===== Data shown
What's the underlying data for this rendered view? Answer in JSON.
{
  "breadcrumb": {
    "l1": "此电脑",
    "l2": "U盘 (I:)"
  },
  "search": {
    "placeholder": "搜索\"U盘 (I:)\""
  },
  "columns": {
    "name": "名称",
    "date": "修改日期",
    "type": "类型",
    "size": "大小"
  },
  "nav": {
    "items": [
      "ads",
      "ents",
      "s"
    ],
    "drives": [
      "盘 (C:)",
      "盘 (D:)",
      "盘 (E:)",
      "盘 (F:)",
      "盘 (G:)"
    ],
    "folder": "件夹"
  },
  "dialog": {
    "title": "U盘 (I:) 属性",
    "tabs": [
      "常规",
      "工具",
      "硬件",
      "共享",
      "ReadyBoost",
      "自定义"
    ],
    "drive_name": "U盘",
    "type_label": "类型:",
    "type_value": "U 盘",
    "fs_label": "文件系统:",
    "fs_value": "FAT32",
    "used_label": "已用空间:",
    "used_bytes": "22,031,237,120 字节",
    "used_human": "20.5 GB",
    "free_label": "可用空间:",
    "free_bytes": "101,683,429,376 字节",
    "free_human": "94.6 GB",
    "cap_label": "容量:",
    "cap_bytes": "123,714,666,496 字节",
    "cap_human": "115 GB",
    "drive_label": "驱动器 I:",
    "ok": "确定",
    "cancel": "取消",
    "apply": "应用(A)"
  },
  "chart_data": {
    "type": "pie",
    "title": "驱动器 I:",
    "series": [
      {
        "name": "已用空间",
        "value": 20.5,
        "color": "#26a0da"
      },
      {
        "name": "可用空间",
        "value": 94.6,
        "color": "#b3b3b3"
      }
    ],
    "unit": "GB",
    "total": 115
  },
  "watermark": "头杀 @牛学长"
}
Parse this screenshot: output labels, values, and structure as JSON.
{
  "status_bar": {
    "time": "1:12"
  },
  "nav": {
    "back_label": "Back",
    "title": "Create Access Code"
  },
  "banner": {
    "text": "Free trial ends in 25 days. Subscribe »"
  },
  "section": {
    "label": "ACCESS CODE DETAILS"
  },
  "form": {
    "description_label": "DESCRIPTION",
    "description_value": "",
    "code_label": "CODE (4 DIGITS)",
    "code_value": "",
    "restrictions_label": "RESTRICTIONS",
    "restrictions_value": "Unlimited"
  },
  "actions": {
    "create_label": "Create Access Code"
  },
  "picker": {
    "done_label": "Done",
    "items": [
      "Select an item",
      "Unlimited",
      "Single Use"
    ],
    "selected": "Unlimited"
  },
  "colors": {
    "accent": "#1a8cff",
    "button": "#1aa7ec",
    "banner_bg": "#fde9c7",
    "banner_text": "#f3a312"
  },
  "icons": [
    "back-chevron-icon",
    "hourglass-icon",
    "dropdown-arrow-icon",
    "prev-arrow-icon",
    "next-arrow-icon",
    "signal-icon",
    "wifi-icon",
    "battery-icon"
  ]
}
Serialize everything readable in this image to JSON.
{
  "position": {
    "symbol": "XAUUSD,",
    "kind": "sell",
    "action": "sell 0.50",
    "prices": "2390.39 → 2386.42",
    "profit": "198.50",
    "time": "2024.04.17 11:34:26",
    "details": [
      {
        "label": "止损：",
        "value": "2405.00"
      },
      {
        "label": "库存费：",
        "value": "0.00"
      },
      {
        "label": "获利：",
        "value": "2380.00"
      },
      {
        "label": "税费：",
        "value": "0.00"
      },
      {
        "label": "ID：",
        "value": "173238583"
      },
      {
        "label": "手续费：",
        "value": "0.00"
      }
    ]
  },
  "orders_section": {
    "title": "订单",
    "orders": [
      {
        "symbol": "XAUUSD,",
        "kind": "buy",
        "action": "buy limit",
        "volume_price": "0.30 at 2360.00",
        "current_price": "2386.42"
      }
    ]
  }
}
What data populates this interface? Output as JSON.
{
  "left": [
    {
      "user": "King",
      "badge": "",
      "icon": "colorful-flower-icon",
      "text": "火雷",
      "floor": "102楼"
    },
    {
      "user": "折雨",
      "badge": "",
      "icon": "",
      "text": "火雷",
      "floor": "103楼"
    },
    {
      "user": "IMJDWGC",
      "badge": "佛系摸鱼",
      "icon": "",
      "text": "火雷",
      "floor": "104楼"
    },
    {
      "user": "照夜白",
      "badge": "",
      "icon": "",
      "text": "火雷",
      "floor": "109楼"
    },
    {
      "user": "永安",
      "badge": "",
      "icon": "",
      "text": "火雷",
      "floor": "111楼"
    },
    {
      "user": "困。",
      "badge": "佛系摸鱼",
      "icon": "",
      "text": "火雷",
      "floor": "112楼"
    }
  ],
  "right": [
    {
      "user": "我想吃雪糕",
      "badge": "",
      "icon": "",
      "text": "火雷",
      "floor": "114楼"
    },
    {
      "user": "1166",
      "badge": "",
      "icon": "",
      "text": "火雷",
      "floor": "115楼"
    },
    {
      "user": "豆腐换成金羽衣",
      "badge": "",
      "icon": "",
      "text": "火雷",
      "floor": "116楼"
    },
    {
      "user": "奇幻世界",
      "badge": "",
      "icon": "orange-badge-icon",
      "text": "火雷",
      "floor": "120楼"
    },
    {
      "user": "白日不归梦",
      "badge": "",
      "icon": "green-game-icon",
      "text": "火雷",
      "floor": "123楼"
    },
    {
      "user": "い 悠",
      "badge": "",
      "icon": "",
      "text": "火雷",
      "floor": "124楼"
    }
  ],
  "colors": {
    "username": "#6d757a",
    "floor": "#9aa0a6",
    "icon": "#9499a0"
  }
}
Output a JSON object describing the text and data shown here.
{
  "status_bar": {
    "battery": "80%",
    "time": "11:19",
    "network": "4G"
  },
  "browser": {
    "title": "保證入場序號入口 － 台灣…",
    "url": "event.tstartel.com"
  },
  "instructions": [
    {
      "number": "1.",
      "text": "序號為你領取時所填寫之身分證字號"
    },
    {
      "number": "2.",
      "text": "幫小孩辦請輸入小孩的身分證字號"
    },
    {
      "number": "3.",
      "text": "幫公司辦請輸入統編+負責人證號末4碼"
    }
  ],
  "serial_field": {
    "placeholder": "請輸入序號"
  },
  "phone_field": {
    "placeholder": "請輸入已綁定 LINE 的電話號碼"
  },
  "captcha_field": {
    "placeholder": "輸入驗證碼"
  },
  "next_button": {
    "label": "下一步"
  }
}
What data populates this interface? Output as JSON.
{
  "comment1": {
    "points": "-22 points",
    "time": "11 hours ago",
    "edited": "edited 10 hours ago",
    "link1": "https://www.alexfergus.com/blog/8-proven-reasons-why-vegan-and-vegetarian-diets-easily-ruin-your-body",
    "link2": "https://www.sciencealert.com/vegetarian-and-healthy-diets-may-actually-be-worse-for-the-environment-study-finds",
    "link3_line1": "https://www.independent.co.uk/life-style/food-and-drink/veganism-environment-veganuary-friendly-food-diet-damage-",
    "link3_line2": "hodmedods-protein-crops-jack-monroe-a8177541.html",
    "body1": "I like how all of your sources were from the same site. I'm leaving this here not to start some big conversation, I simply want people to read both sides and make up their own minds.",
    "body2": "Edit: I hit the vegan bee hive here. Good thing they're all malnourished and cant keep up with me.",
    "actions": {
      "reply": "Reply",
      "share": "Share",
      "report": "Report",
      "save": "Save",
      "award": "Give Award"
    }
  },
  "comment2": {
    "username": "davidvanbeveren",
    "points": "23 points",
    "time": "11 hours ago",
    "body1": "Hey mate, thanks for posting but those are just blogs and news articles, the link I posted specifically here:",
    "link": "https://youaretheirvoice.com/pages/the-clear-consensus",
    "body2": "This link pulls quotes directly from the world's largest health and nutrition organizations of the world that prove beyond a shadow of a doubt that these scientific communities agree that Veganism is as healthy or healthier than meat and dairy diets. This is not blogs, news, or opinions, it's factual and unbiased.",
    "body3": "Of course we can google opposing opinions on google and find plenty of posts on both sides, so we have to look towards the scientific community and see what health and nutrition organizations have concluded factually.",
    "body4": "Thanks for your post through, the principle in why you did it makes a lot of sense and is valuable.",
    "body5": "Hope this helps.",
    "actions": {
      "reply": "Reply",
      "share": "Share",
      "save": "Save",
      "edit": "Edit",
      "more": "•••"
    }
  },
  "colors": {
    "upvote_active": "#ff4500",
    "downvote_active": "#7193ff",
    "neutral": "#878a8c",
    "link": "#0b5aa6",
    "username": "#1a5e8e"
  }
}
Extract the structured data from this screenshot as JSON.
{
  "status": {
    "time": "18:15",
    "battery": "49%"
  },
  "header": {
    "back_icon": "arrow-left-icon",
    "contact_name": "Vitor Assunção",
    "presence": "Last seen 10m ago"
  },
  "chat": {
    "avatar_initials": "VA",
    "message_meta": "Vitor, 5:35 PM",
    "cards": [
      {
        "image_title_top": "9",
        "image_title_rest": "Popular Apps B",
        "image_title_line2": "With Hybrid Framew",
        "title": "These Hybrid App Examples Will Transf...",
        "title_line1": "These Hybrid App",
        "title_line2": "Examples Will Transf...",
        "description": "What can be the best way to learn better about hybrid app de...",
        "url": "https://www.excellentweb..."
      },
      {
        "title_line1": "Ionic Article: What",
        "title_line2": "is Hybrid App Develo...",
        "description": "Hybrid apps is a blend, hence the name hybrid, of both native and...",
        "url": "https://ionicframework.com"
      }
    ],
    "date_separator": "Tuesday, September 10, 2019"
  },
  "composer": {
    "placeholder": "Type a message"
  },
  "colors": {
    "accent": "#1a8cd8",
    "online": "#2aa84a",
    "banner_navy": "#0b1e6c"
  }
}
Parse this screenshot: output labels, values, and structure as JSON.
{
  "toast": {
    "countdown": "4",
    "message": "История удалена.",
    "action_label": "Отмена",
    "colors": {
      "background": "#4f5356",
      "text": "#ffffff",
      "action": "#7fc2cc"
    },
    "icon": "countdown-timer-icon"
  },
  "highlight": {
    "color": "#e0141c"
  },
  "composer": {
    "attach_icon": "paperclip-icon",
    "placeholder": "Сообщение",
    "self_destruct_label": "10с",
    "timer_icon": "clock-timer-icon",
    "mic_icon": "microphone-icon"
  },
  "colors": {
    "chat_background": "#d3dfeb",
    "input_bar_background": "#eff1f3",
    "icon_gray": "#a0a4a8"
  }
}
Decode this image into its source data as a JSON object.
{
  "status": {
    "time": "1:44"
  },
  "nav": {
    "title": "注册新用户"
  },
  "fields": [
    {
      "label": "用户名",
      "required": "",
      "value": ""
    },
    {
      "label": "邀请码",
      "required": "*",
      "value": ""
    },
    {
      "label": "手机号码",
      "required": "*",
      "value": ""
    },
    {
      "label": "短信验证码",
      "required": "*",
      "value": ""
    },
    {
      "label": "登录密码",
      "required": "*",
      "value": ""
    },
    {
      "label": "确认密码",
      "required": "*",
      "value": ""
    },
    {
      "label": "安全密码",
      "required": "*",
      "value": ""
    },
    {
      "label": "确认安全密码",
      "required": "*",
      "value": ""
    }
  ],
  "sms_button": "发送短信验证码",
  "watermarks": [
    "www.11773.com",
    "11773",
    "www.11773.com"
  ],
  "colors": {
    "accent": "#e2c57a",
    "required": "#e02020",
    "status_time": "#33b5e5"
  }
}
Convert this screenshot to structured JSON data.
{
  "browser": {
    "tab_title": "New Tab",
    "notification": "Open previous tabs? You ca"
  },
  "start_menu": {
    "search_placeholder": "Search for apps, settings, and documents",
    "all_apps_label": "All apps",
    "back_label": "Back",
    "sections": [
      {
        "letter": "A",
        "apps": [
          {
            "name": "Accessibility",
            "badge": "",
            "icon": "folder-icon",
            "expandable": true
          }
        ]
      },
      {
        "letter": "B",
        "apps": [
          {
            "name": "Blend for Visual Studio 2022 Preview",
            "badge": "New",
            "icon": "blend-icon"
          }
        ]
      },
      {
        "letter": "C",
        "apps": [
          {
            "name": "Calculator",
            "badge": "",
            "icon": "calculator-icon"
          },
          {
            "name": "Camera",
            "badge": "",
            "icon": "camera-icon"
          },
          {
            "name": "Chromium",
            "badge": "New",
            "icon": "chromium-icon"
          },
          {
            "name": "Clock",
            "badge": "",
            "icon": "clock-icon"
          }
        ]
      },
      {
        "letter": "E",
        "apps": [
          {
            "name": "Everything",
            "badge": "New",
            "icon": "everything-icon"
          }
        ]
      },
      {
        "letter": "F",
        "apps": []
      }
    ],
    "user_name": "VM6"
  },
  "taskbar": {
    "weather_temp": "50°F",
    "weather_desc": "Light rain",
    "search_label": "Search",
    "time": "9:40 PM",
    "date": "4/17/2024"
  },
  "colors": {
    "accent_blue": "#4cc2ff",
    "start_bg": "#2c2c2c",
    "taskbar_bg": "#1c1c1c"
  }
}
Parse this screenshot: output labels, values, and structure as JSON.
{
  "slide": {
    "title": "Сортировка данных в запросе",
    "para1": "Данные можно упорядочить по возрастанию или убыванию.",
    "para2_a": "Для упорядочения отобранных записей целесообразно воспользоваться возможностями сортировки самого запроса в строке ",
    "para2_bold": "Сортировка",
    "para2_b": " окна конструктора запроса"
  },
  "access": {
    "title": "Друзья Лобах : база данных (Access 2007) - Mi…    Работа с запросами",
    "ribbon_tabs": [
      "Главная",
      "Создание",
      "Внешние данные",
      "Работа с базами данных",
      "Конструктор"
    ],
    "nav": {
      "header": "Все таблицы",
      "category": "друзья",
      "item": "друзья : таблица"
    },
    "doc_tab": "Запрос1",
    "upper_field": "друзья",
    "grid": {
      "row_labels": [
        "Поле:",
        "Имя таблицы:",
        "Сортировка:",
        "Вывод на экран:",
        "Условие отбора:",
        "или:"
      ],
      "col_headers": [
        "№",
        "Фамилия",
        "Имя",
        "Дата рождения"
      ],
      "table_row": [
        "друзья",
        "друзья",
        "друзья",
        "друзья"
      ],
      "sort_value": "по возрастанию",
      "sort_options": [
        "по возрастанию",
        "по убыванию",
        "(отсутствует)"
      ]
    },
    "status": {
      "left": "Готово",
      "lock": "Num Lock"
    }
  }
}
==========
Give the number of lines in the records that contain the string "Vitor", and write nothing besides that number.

__Output of the task__: 2